Any finished weld should have mechanical properties similar to those of the base metal, so the choice of electrode is a key factor in weld quality. A wide variety of electrode wire is available for welding both ferrous and nonferrous metals. All commercially available electrodes contain small amounts of deoxidizing metals to help prevent oxygen porosity, and some contain denitriding metals to avoid nitrogen porosity.
The shielding gas keeps oxygen and nitrogen-which can cause fusion defects, porosity and embrittlement-away from the weld pool, so the choice of shielding gas is also a key factor in weld quality. Pure argon or helium are only used with nonferrous metals. For welding steel, penetration is inadequate with argon and spatter is excessive with helium. Pure CO2 allows deep penetration but encourages spatter and oxide formation. Hence, mixtures of argon and CO2 in various percentages are commonly used for welding steel.
TIG welding, by contrast, uses a nonconsumable tungsten electrode and filler metal-if needed-is fed either manually or automatically, but not through the welding gun. As in MIG welding, a constant flow of inert gas, typically a mixture of argon and helium, is fed through the welding gun to shield the molten weld pool from the surrounding air, preventing oxidation of the weld.

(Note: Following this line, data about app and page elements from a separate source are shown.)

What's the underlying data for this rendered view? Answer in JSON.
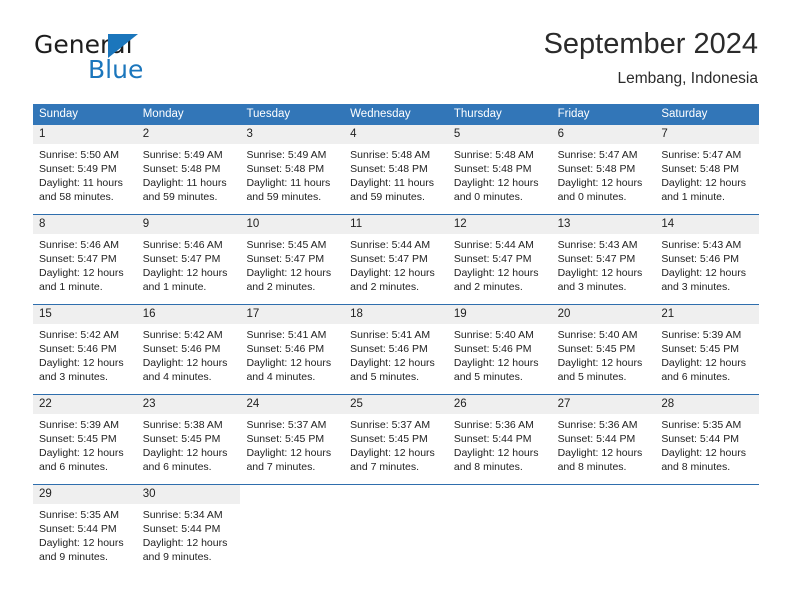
{
  "brand": {
    "word1": "General",
    "word2": "Blue",
    "flag_color": "#1b76bc"
  },
  "header": {
    "title": "September 2024",
    "location": "Lembang, Indonesia"
  },
  "theme": {
    "header_blue": "#3276b8",
    "separator_blue": "#2f6ead",
    "day_band_gray": "#efefef"
  },
  "calendar": {
    "weekday_headers": [
      "Sunday",
      "Monday",
      "Tuesday",
      "Wednesday",
      "Thursday",
      "Friday",
      "Saturday"
    ],
    "weeks": [
      [
        {
          "day": "1",
          "sunrise": "Sunrise: 5:50 AM",
          "sunset": "Sunset: 5:49 PM",
          "daylight": "Daylight: 11 hours and 58 minutes."
        },
        {
          "day": "2",
          "sunrise": "Sunrise: 5:49 AM",
          "sunset": "Sunset: 5:48 PM",
          "daylight": "Daylight: 11 hours and 59 minutes."
        },
        {
          "day": "3",
          "sunrise": "Sunrise: 5:49 AM",
          "sunset": "Sunset: 5:48 PM",
          "daylight": "Daylight: 11 hours and 59 minutes."
        },
        {
          "day": "4",
          "sunrise": "Sunrise: 5:48 AM",
          "sunset": "Sunset: 5:48 PM",
          "daylight": "Daylight: 11 hours and 59 minutes."
        },
        {
          "day": "5",
          "sunrise": "Sunrise: 5:48 AM",
          "sunset": "Sunset: 5:48 PM",
          "daylight": "Daylight: 12 hours and 0 minutes."
        },
        {
          "day": "6",
          "sunrise": "Sunrise: 5:47 AM",
          "sunset": "Sunset: 5:48 PM",
          "daylight": "Daylight: 12 hours and 0 minutes."
        },
        {
          "day": "7",
          "sunrise": "Sunrise: 5:47 AM",
          "sunset": "Sunset: 5:48 PM",
          "daylight": "Daylight: 12 hours and 1 minute."
        }
      ],
      [
        {
          "day": "8",
          "sunrise": "Sunrise: 5:46 AM",
          "sunset": "Sunset: 5:47 PM",
          "daylight": "Daylight: 12 hours and 1 minute."
        },
        {
          "day": "9",
          "sunrise": "Sunrise: 5:46 AM",
          "sunset": "Sunset: 5:47 PM",
          "daylight": "Daylight: 12 hours and 1 minute."
        },
        {
          "day": "10",
          "sunrise": "Sunrise: 5:45 AM",
          "sunset": "Sunset: 5:47 PM",
          "daylight": "Daylight: 12 hours and 2 minutes."
        },
        {
          "day": "11",
          "sunrise": "Sunrise: 5:44 AM",
          "sunset": "Sunset: 5:47 PM",
          "daylight": "Daylight: 12 hours and 2 minutes."
        },
        {
          "day": "12",
          "sunrise": "Sunrise: 5:44 AM",
          "sunset": "Sunset: 5:47 PM",
          "daylight": "Daylight: 12 hours and 2 minutes."
        },
        {
          "day": "13",
          "sunrise": "Sunrise: 5:43 AM",
          "sunset": "Sunset: 5:47 PM",
          "daylight": "Daylight: 12 hours and 3 minutes."
        },
        {
          "day": "14",
          "sunrise": "Sunrise: 5:43 AM",
          "sunset": "Sunset: 5:46 PM",
          "daylight": "Daylight: 12 hours and 3 minutes."
        }
      ],
      [
        {
          "day": "15",
          "sunrise": "Sunrise: 5:42 AM",
          "sunset": "Sunset: 5:46 PM",
          "daylight": "Daylight: 12 hours and 3 minutes."
        },
        {
          "day": "16",
          "sunrise": "Sunrise: 5:42 AM",
          "sunset": "Sunset: 5:46 PM",
          "daylight": "Daylight: 12 hours and 4 minutes."
        },
        {
          "day": "17",
          "sunrise": "Sunrise: 5:41 AM",
          "sunset": "Sunset: 5:46 PM",
          "daylight": "Daylight: 12 hours and 4 minutes."
        },
        {
          "day": "18",
          "sunrise": "Sunrise: 5:41 AM",
          "sunset": "Sunset: 5:46 PM",
          "daylight": "Daylight: 12 hours and 5 minutes."
        },
        {
          "day": "19",
          "sunrise": "Sunrise: 5:40 AM",
          "sunset": "Sunset: 5:46 PM",
          "daylight": "Daylight: 12 hours and 5 minutes."
        },
        {
          "day": "20",
          "sunrise": "Sunrise: 5:40 AM",
          "sunset": "Sunset: 5:45 PM",
          "daylight": "Daylight: 12 hours and 5 minutes."
        },
        {
          "day": "21",
          "sunrise": "Sunrise: 5:39 AM",
          "sunset": "Sunset: 5:45 PM",
          "daylight": "Daylight: 12 hours and 6 minutes."
        }
      ],
      [
        {
          "day": "22",
          "sunrise": "Sunrise: 5:39 AM",
          "sunset": "Sunset: 5:45 PM",
          "daylight": "Daylight: 12 hours and 6 minutes."
        },
        {
          "day": "23",
          "sunrise": "Sunrise: 5:38 AM",
          "sunset": "Sunset: 5:45 PM",
          "daylight": "Daylight: 12 hours and 6 minutes."
        },
        {
          "day": "24",
          "sunrise": "Sunrise: 5:37 AM",
          "sunset": "Sunset: 5:45 PM",
          "daylight": "Daylight: 12 hours and 7 minutes."
        },
        {
          "day": "25",
          "sunrise": "Sunrise: 5:37 AM",
          "sunset": "Sunset: 5:45 PM",
          "daylight": "Daylight: 12 hours and 7 minutes."
        },
        {
          "day": "26",
          "sunrise": "Sunrise: 5:36 AM",
          "sunset": "Sunset: 5:44 PM",
          "daylight": "Daylight: 12 hours and 8 minutes."
        },
        {
          "day": "27",
          "sunrise": "Sunrise: 5:36 AM",
          "sunset": "Sunset: 5:44 PM",
          "daylight": "Daylight: 12 hours and 8 minutes."
        },
        {
          "day": "28",
          "sunrise": "Sunrise: 5:35 AM",
          "sunset": "Sunset: 5:44 PM",
          "daylight": "Daylight: 12 hours and 8 minutes."
        }
      ],
      [
        {
          "day": "29",
          "sunrise": "Sunrise: 5:35 AM",
          "sunset": "Sunset: 5:44 PM",
          "daylight": "Daylight: 12 hours and 9 minutes."
        },
        {
          "day": "30",
          "sunrise": "Sunrise: 5:34 AM",
          "sunset": "Sunset: 5:44 PM",
          "daylight": "Daylight: 12 hours and 9 minutes."
        },
        {
          "day": "",
          "sunrise": "",
          "sunset": "",
          "daylight": ""
        },
        {
          "day": "",
          "sunrise": "",
          "sunset": "",
          "daylight": ""
        },
        {
          "day": "",
          "sunrise": "",
          "sunset": "",
          "daylight": ""
        },
        {
          "day": "",
          "sunrise": "",
          "sunset": "",
          "daylight": ""
        },
        {
          "day": "",
          "sunrise": "",
          "sunset": "",
          "daylight": ""
        }
      ]
    ]
  }
}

TIG welding was originally developed for welding aluminum and magnesium alloys. Today it is used for welding nonferrous metals, stainless steel, and carbon and low-alloy steel. The greatest advantage of TIG welding is that it will weld more kinds of metals and alloys than any other arc welding process. It is a clean process that produces welds with no slag, no sparks and no spatter. Its main disadvantage is the low deposition rate of filler metal. Also, the necessary hand-eye coordination is difficult to learn and requires a great deal of practice to become proficient.

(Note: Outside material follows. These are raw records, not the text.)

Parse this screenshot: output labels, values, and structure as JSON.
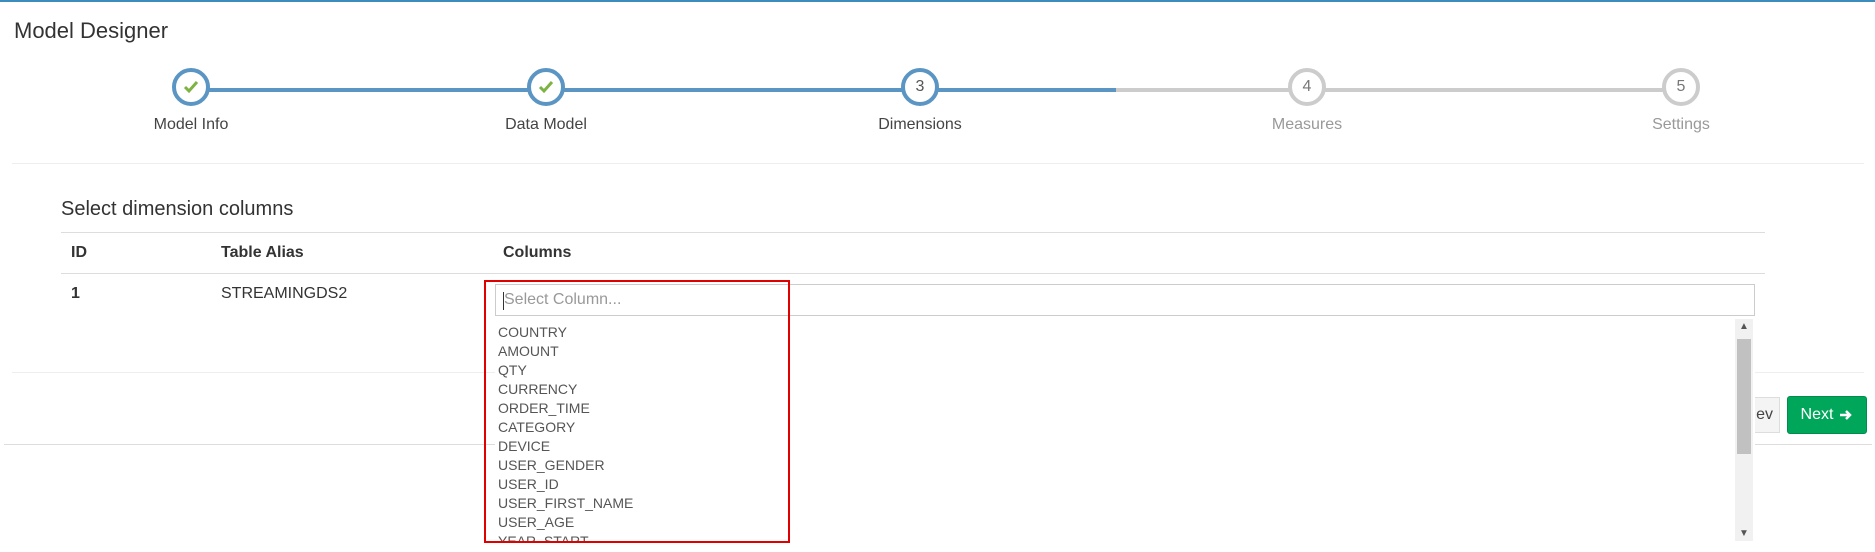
{
  "panel": {
    "title": "Model Designer"
  },
  "wizard": {
    "steps": [
      {
        "number": "1",
        "label": "Model Info",
        "state": "done"
      },
      {
        "number": "2",
        "label": "Data Model",
        "state": "done"
      },
      {
        "number": "3",
        "label": "Dimensions",
        "state": "active"
      },
      {
        "number": "4",
        "label": "Measures",
        "state": "todo"
      },
      {
        "number": "5",
        "label": "Settings",
        "state": "todo"
      }
    ]
  },
  "section": {
    "title": "Select dimension columns"
  },
  "table": {
    "headers": [
      "ID",
      "Table Alias",
      "Columns"
    ],
    "rows": [
      {
        "id": "1",
        "alias": "STREAMINGDS2"
      }
    ]
  },
  "select": {
    "placeholder": "Select Column...",
    "options": [
      "COUNTRY",
      "AMOUNT",
      "QTY",
      "CURRENCY",
      "ORDER_TIME",
      "CATEGORY",
      "DEVICE",
      "USER_GENDER",
      "USER_ID",
      "USER_FIRST_NAME",
      "USER_AGE",
      "YEAR_START"
    ]
  },
  "buttons": {
    "prev_label": "ev",
    "next_label": "Next"
  },
  "colors": {
    "accent": "#5a95c3",
    "success": "#00a65a",
    "check": "#7cb342",
    "highlight": "#e00000"
  }
}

TIG welding is used extensively in the aerospace industry as well as many others. It is widely used for joining thin parts and it is ideal for welding small diameter thin-wall tubing, such as is used in the bicycle industry. Some TIG welds, especially in small stainless steel parts, are simple fusion, or autogenous welds, meaning no filler metal is added to the molten pool and the two parts are simply fused together.
Filler metal is not lost by volatilization in the arc as in some other processes, so TIG welds have the same chemical integrity as the base metals, presuming the correct choice of filler metal. Consequently, TIG welds are highly resistant to corrosion and cracking, making it ideal for critical applications like sealing spent nuclear fuel canisters before burial.